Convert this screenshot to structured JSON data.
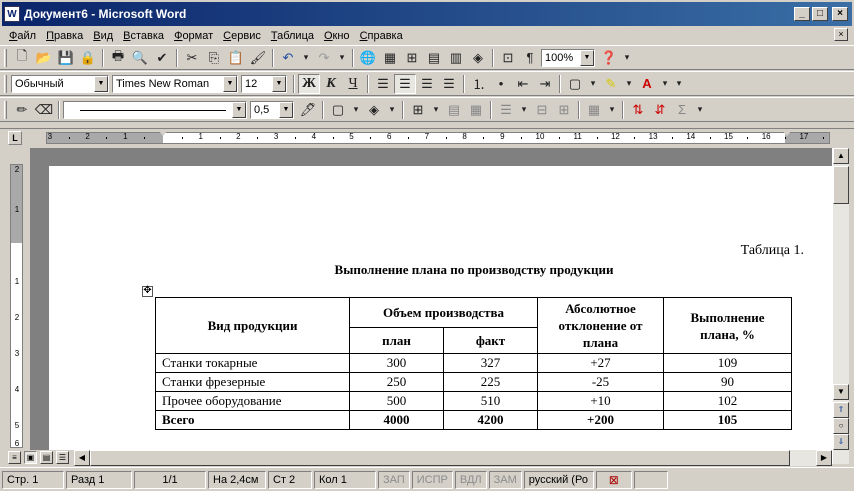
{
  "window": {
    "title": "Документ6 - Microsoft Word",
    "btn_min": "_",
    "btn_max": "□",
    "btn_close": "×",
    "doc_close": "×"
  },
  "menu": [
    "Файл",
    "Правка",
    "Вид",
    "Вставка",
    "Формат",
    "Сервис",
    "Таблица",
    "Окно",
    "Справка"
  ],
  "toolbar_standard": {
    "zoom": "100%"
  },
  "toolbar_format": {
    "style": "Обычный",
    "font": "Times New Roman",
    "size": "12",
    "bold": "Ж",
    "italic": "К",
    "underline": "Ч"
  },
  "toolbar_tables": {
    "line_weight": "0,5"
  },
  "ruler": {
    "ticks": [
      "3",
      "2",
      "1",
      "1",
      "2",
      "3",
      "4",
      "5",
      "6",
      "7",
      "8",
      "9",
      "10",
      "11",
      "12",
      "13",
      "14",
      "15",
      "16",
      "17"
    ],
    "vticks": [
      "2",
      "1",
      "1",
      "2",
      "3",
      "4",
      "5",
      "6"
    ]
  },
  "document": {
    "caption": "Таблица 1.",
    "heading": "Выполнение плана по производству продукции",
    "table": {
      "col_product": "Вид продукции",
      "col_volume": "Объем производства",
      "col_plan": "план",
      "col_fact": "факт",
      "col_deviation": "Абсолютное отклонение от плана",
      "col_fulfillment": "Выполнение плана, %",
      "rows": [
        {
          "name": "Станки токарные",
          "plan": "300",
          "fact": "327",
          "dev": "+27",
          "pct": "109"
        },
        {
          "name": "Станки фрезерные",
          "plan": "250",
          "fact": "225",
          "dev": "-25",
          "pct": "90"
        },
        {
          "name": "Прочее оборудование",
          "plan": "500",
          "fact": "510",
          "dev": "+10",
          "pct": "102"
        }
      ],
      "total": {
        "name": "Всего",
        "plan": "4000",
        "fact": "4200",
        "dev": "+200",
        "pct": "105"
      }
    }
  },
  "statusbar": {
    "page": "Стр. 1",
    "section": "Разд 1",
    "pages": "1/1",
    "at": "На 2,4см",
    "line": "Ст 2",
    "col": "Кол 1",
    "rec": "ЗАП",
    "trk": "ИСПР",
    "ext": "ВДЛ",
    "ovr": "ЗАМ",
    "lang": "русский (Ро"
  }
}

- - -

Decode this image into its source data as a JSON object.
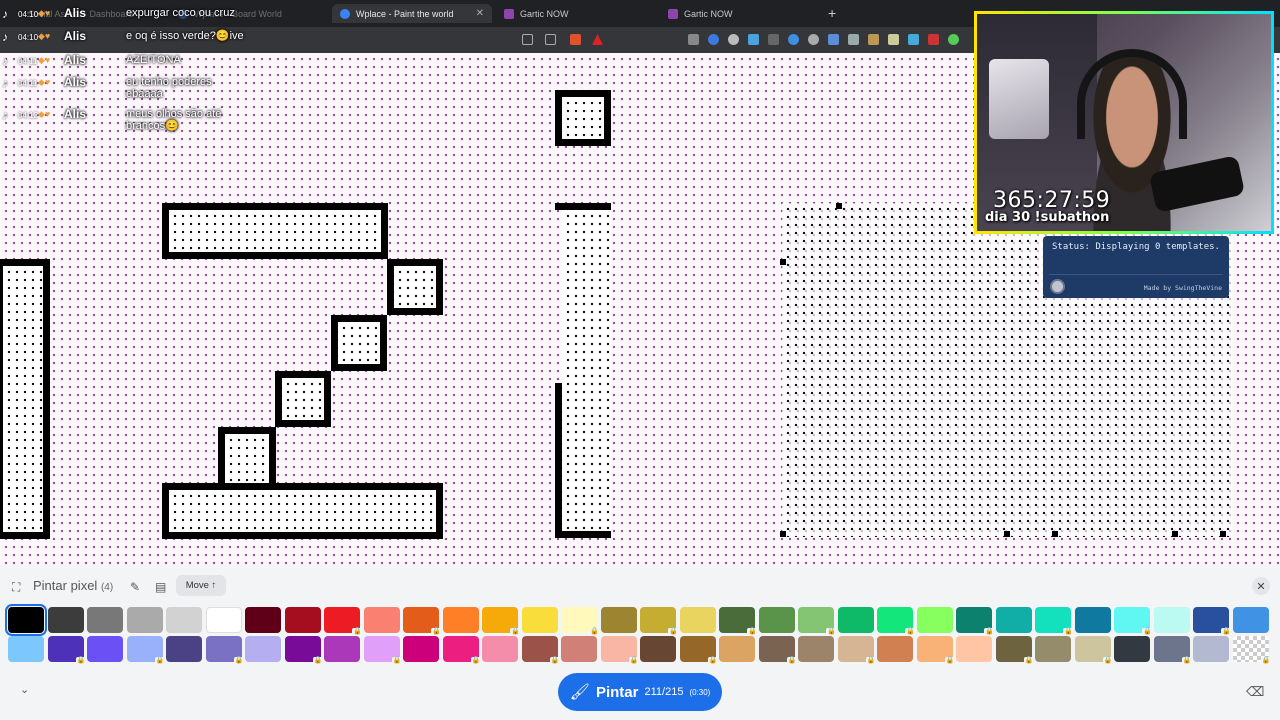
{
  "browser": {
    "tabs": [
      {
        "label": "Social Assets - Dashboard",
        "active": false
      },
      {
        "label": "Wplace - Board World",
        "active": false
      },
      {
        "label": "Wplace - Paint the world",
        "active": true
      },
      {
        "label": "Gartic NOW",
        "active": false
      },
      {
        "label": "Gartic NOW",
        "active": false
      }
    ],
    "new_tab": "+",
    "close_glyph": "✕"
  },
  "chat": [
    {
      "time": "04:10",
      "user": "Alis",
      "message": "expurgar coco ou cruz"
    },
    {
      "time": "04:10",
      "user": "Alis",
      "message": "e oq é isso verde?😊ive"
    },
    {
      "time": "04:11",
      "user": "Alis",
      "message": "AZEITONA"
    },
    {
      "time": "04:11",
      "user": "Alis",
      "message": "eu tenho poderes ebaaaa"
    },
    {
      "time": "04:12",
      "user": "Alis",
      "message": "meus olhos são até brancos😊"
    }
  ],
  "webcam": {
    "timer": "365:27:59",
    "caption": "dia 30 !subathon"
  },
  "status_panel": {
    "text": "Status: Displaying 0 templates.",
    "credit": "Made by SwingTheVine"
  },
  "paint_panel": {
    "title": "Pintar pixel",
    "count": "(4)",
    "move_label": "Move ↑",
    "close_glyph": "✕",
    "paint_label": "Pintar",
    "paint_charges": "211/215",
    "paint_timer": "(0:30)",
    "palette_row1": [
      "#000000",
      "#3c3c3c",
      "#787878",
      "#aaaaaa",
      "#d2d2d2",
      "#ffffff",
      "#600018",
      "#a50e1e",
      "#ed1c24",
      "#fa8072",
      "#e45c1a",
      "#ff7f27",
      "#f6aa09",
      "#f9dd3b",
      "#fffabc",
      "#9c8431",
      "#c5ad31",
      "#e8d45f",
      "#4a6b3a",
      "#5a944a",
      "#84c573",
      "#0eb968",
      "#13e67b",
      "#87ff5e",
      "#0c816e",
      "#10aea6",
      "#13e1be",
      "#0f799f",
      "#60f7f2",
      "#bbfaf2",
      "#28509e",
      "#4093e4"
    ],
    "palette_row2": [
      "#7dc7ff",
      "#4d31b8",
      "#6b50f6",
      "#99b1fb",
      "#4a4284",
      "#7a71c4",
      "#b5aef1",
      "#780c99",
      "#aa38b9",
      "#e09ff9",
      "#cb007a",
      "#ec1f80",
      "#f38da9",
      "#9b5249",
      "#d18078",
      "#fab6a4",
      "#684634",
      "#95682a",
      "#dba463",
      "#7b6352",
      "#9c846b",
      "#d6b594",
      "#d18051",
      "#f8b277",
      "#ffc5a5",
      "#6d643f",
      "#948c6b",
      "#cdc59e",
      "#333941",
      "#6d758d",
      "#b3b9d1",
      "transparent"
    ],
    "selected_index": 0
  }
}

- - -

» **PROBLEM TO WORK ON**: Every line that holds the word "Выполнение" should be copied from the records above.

» **ANSWER SPACE**:
    "heading": "Выполнение плана по производству продукции",
      "col_fulfillment": "Выполнение плана, %",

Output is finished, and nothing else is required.